And Western scholars are increasingly fearful of travelling to China, even if granted visas, following the 2019 arrest on spying charges of Michael Kovrig with the International Crisis Group think tank and Michael Spavor with a North Korea tourism promotion group.
“If you write anything halfway insightful, you can get accused of having secret sources, even if you point out it’s from their own customs data,” Scissors said. “Why go, only to get yelled at in meetings, possibly detained, lose two years of your life. It reduces the incentive.”
Researchers say they purposely meet Chinese counterparts in third countries to avoid the risk of being detained in China. Even then, Beijing’s increasingly tough line on expression finds many Chinese scholars increasingly afraid to stray from the party line, they add.
“It doesn’t eliminate candid conversations, it just makes it more circumscribed,” said Brookings fellow Ryan Hass.
While the Communist Party has always controlled information and access, researchers said they saw a significant tightening after 2017.
“Their view is, why should they give think tanks critical of China access to the Chinese public,” said Liz Economy, a Council on Foreign Relations and Hoover Institution fellow, both currently blocked.
This exacts a longer-term cost, however, researchers argue, including the danger of global isolation, missteps and overreach based on an exaggerated view of Chinese strengths and adversary weaknesses.
“The other thing is reputational,” said Kennedy. “China suffers by looking like it’s closed, resistant to any form of criticism, that it’s thin-skinned, not acting the way great powers ought to act.”
Chest-thumping also risks further undercutting Western public support, weakening China’s ability to do deals, others said.

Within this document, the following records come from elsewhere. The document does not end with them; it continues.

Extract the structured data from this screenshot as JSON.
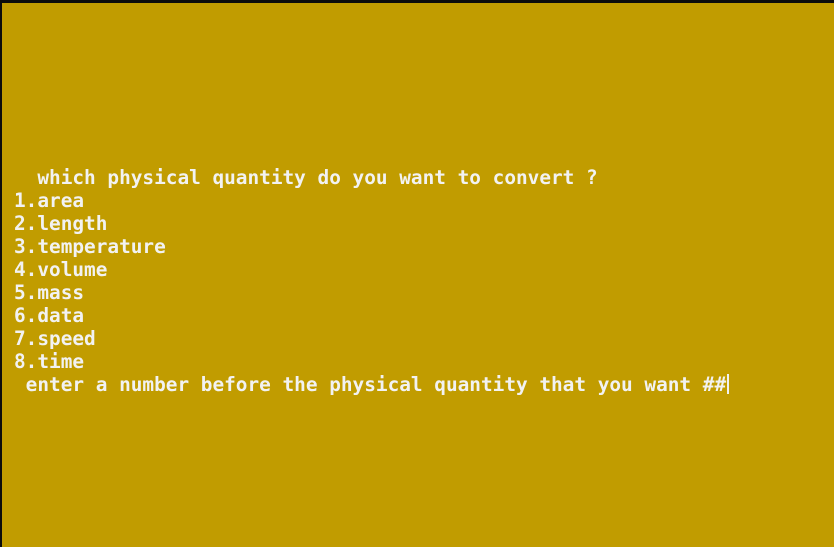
{
  "console": {
    "background_color": "#c19c00",
    "text_color": "#f2f2f2",
    "question": "  which physical quantity do you want to convert ?",
    "options": [
      "1.area",
      "2.length",
      "3.temperature",
      "4.volume",
      "5.mass",
      "6.data",
      "7.speed",
      "8.time"
    ],
    "prompt": " enter a number before the physical quantity that you want ##"
  }
}
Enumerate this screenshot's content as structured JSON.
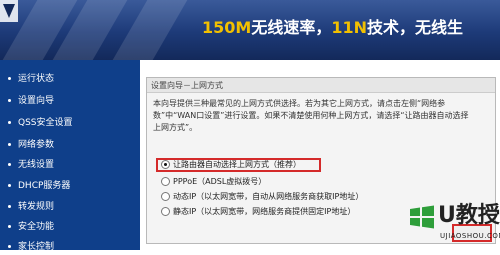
{
  "banner": {
    "slogan_part1": "150M",
    "slogan_part2": "无线速率，",
    "slogan_part3": "11N",
    "slogan_part4": "技术，",
    "slogan_part5": "无线生"
  },
  "sidebar": {
    "items": [
      {
        "label": "运行状态"
      },
      {
        "label": "设置向导"
      },
      {
        "label": "QSS安全设置"
      },
      {
        "label": "网络参数"
      },
      {
        "label": "无线设置"
      },
      {
        "label": "DHCP服务器"
      },
      {
        "label": "转发规则"
      },
      {
        "label": "安全功能"
      },
      {
        "label": "家长控制"
      }
    ]
  },
  "panel": {
    "title": "设置向导－上网方式",
    "description": "本向导提供三种最常见的上网方式供选择。若为其它上网方式，请点击左侧“网络参数”中“WAN口设置”进行设置。如果不清楚使用何种上网方式，请选择“让路由器自动选择上网方式”。",
    "options": [
      {
        "label": "让路由器自动选择上网方式（推荐）",
        "selected": true
      },
      {
        "label": "PPPoE（ADSL虚拟拨号）",
        "selected": false
      },
      {
        "label": "动态IP（以太网宽带，自动从网络服务商获取IP地址）",
        "selected": false
      },
      {
        "label": "静态IP（以太网宽带，网络服务商提供固定IP地址）",
        "selected": false
      }
    ]
  },
  "watermark": {
    "brand": "U教授",
    "site": "UJIAOSHOU.COM"
  },
  "colors": {
    "sidebar_bg": "#0f3f8a",
    "highlight": "#d42a2a",
    "slogan_yellow": "#f2c000"
  }
}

A Pew Research Centre survey released in March found that two-thirds of US respondents have “cold feelings” toward China, up from 46 per cent in 2018; Europe, Australia, Korea and Japan have seen similar trends.
“It’s very interesting that they’ve decided this propaganda is worth sacrificing these interests, a treaty that was close to a decade in negotiation.”
While the internet provides some insight into the workings of Chinese government ministries, corporations and social networks, it cannot replace personal contact, researchers said.
“This escalation against the international scholarly community directly undermines China’s own claims that it desires good relations with the West and that it does not interfere in our politics and society,” the four CSIS fellows wrote in their commentary.
“The appropriate place for the Chinese to challenge the views of international think tanks and experts is not in the visa line or courtroom but in the sphere of scholarly interchange that occurs in reports, journals, commentaries, podcasts, round tables, and conferences.”